Tara: I've struggled with mental health issues since I was 14. I started self harming. I had an eating disorder. Alcohol was my drug of choice. I would see a therapist for a few sessions, decide they were a bad fit, and stop going. Then months later, I didn't want to live anymore, and I’d look for another therapist. It was a vicious cycle. Meeting Chelsea totally changed my life. I watched her on this journey of becoming a better version of herself. When she suggested things I could do to help myself, I got annoyed. I wanted her to leave me alone. 

CS: Depression can have a powerful hold.

Tara: 100%. I’d think, “I don't want to live like this anymore. I’ve got to do something!” But I also didn’t want to get up off the couch. Eventually, though, I came to a breaking point. And Chelsea couldn't keep holding us both up.

CS: Chelsea is pretty strong. She could do it for a while.

Tara: She’d say, “You don’t love yourself, so I can love you enough for the both of us.” But that wasn’t sustainable for either of us. So I had to participate and do good things for myself. I started meditating, running, reading, journaling — things that I didn’t have the will to do before. But the biggest thing was going alcohol free, which I've been for 10 months now. That changed everything. I hadn't gone a week without alcohol since I was 14. And I'm 34 now.

 


I started meditating, running, reading, journaling – the things that I didn't have the will to do before."

- Tara

 

IMG_5400

 

CS: Chelsea, you must have always seen what was possible for Tara.

Chelsea: We saw the good in each other, and we wanted to work our way out of depression together. It just took Tara a little longer, which is totally fine. I was grateful that she had her breakthrough and did the things that she needed to do to get sober. One thing that we hold on to is “love yourself first.” Only then can we come together as a partnership. She's not my other half or my better half. She's a full, actualized person that loves herself — and so am I.

CS: At this point, what are you most proud of?

Chelsea: My first big flex is learning to love myself. My second biggest flex is healing the relationship with my parents. And my third biggest flex is the relationship Tara and I have created. 

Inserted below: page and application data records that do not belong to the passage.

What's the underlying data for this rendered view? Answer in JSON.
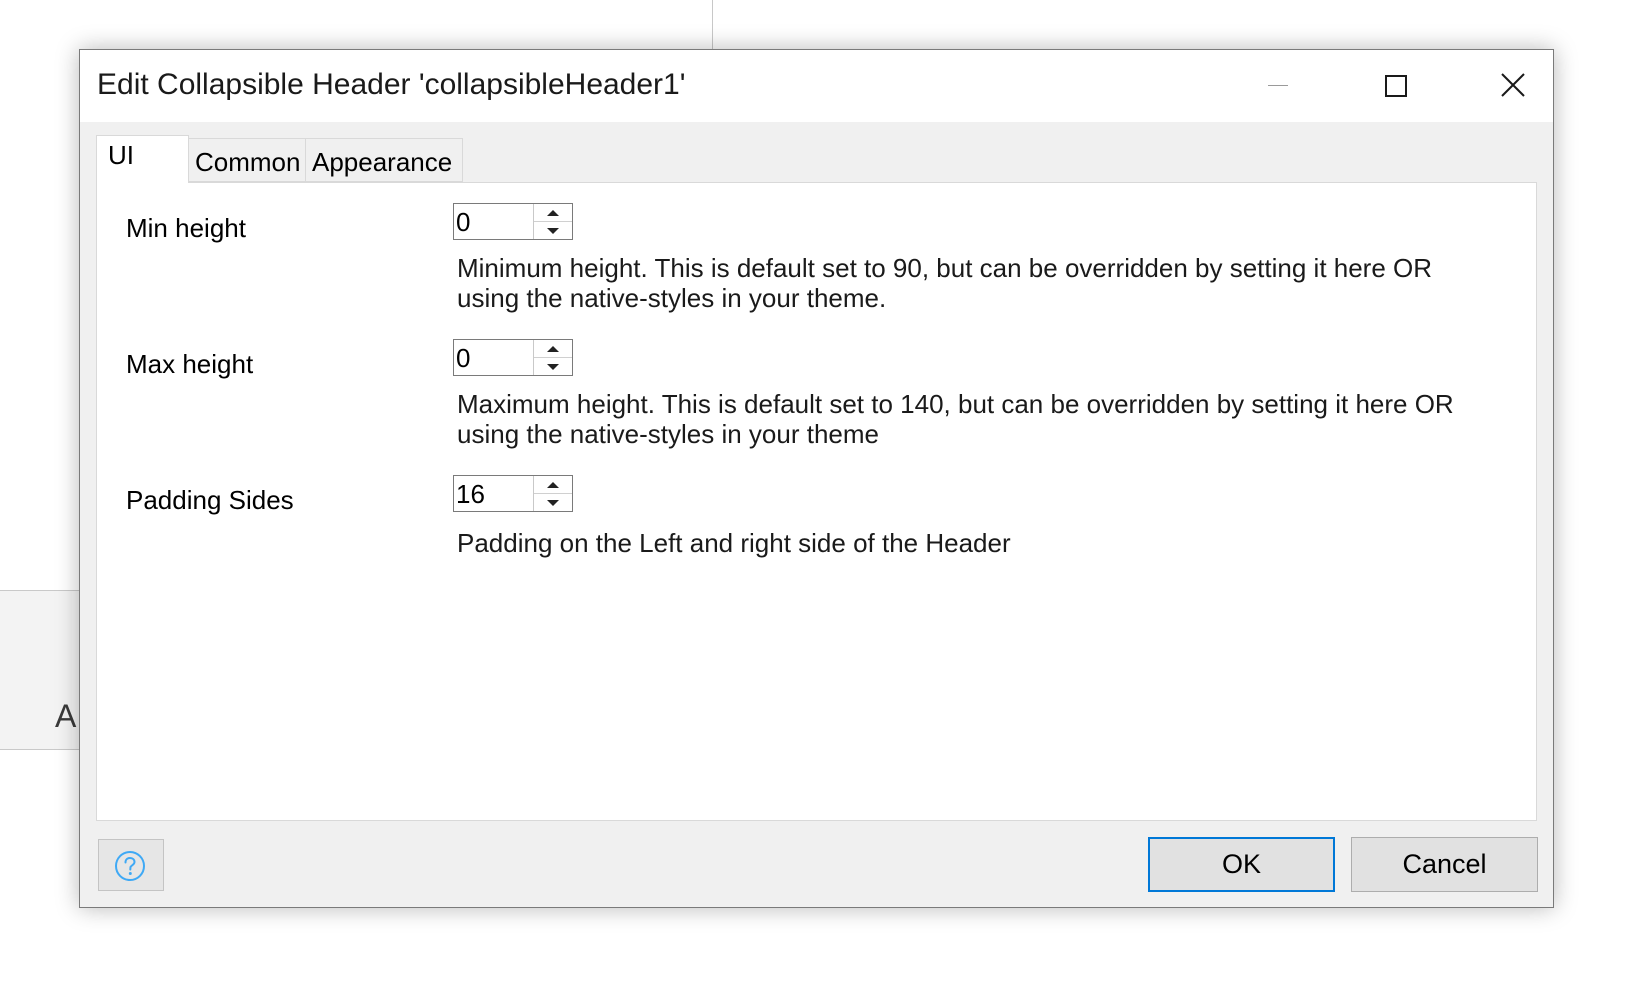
{
  "background": {
    "partial_letter": "A"
  },
  "dialog": {
    "title": "Edit Collapsible Header 'collapsibleHeader1'",
    "tabs": [
      {
        "label": "UI",
        "active": true
      },
      {
        "label": "Common",
        "active": false
      },
      {
        "label": "Appearance",
        "active": false
      }
    ],
    "fields": [
      {
        "label": "Min height",
        "value": "0",
        "description": "Minimum height. This is default set to 90, but can be overridden by setting it here OR using the native-styles in your theme."
      },
      {
        "label": "Max height",
        "value": "0",
        "description": "Maximum height. This is default set to 140, but can be overridden by setting it here OR using the native-styles in your theme"
      },
      {
        "label": "Padding Sides",
        "value": "16",
        "description": "Padding on the Left and right side of the Header"
      }
    ],
    "buttons": {
      "ok": "OK",
      "cancel": "Cancel"
    },
    "icons": {
      "minimize": "minimize-icon",
      "maximize": "maximize-icon",
      "close": "close-icon",
      "help": "help-question-icon"
    },
    "colors": {
      "accent": "#0078d7",
      "help_icon": "#3fa9f5"
    }
  }
}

Tara: I’m proud that I get it: everything's a choice. Chelsea would say that to me in the past, and I just couldn't wrap my depressed mind around the truth of it. The most important choice is me choosing myself. There's no other way. When I choose myself, the leaves are greener, the sky is bluer. I will continue to choose myself every day,

 

"My first big flex is learning to love myself. My second biggest flex is healing the relationship with my parents. And my third biggest flex is the relationship Tara and I have created."

- Chelsea

IMG_5399

Photography by Kaite Iredale

Celebrating Black History

13 min read

Celebrating Black History

The celebration of Black History extends far beyond the month of February. There is daily opportunity to pay tribute to the resilience, profound...

Read More
My Black History: 4 Remembrances and the Crow

11 min read

My Black History: 4 Remembrances and the Crow

“A map says to you, 'Read me carefully, follow me closely, doubt me not.' It says, 'I am the earth in the palm of your hand. Without me, you are...

Read More

7 min read

"But How Are You Really?" A Conversation About Men’s Mental Health

How do men in your life answer the question, "How are you?" If they answer with a simple, “fine,” you should ask again. According to the Surgeon...

Read More